◆ Goal of the exercise: Copy each of the entries below faithfully, setting aside any pictures.
Data for this exercise Start Marker
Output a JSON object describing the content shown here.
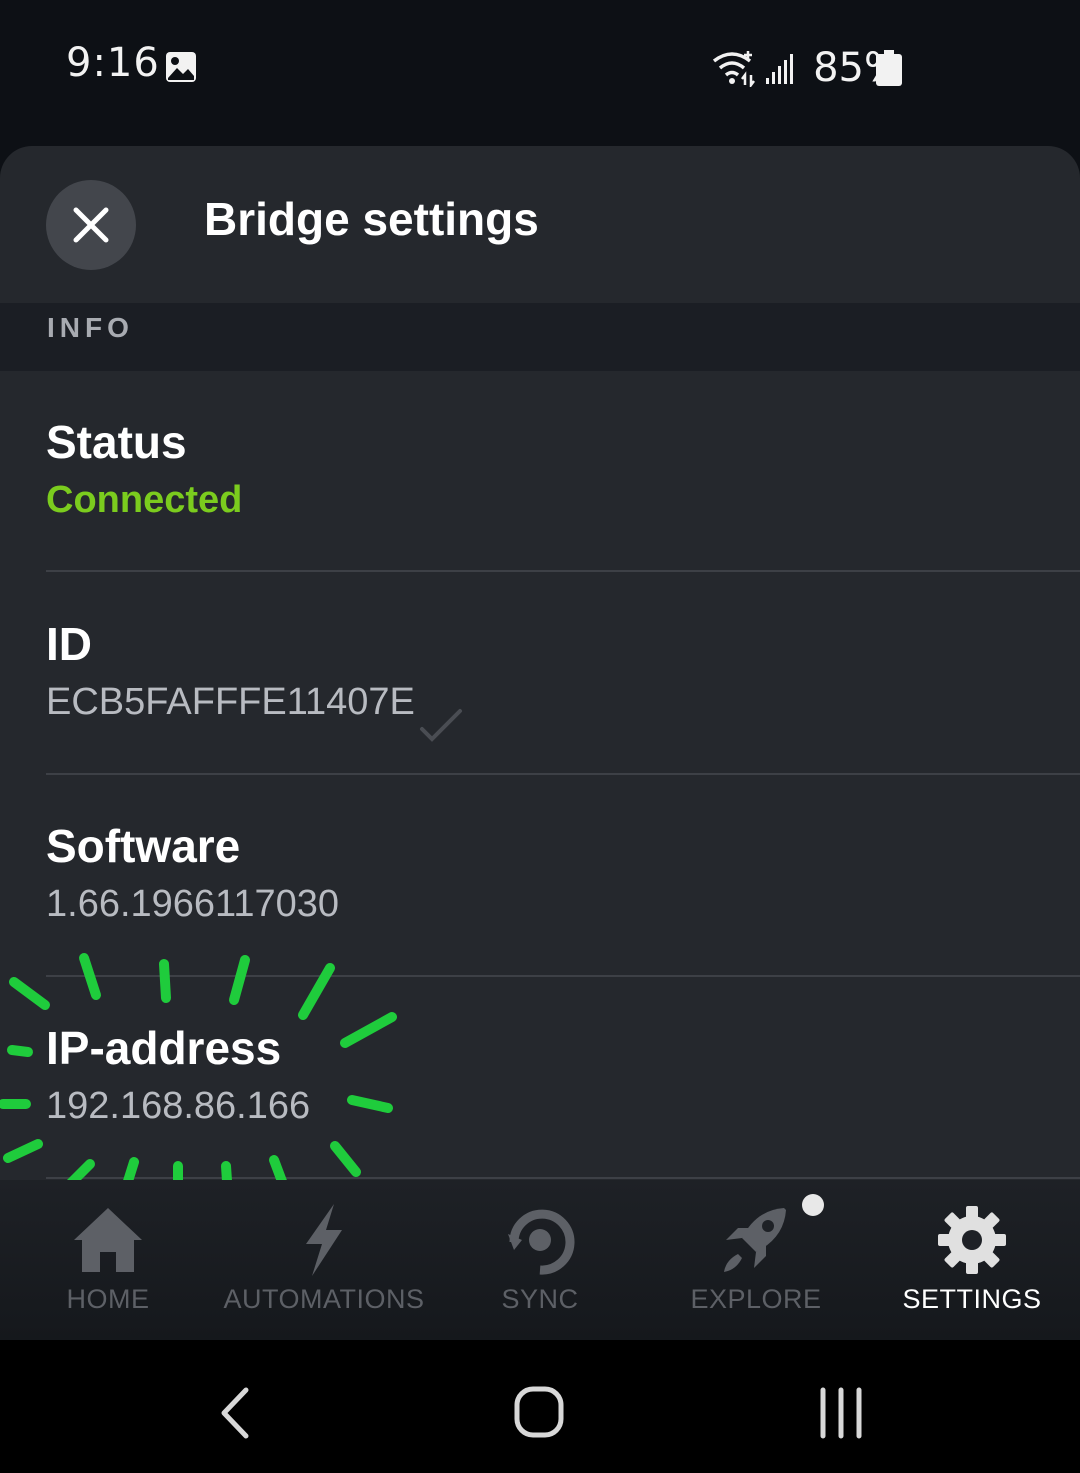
{
  "status_bar": {
    "time": "9:16",
    "battery": "85%"
  },
  "sheet": {
    "title": "Bridge settings",
    "section_label": "INFO",
    "rows": [
      {
        "label": "Status",
        "value": "Connected"
      },
      {
        "label": "ID",
        "value": "ECB5FAFFFE11407E"
      },
      {
        "label": "Software",
        "value": "1.66.1966117030"
      },
      {
        "label": "IP-address",
        "value": "192.168.86.166"
      }
    ]
  },
  "nav": {
    "items": [
      {
        "label": "HOME",
        "icon": "home-icon"
      },
      {
        "label": "AUTOMATIONS",
        "icon": "lightning-icon"
      },
      {
        "label": "SYNC",
        "icon": "sync-icon"
      },
      {
        "label": "EXPLORE",
        "icon": "rocket-icon"
      },
      {
        "label": "SETTINGS",
        "icon": "gear-icon"
      }
    ],
    "active": "SETTINGS"
  },
  "colors": {
    "connected": "#7bcc1e",
    "annotation": "#1fcc3c",
    "background": "#25282d",
    "section": "#1b1e24"
  }
}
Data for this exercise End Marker
◆ Reply to the task:
Output a JSON object describing the content shown here.
{
  "status_bar": {
    "time": "9:16",
    "battery": "85%"
  },
  "sheet": {
    "title": "Bridge settings",
    "section_label": "INFO",
    "rows": [
      {
        "label": "Status",
        "value": "Connected"
      },
      {
        "label": "ID",
        "value": "ECB5FAFFFE11407E"
      },
      {
        "label": "Software",
        "value": "1.66.1966117030"
      },
      {
        "label": "IP-address",
        "value": "192.168.86.166"
      }
    ]
  },
  "nav": {
    "items": [
      {
        "label": "HOME",
        "icon": "home-icon"
      },
      {
        "label": "AUTOMATIONS",
        "icon": "lightning-icon"
      },
      {
        "label": "SYNC",
        "icon": "sync-icon"
      },
      {
        "label": "EXPLORE",
        "icon": "rocket-icon"
      },
      {
        "label": "SETTINGS",
        "icon": "gear-icon"
      }
    ],
    "active": "SETTINGS"
  },
  "colors": {
    "connected": "#7bcc1e",
    "annotation": "#1fcc3c",
    "background": "#25282d",
    "section": "#1b1e24"
  }
}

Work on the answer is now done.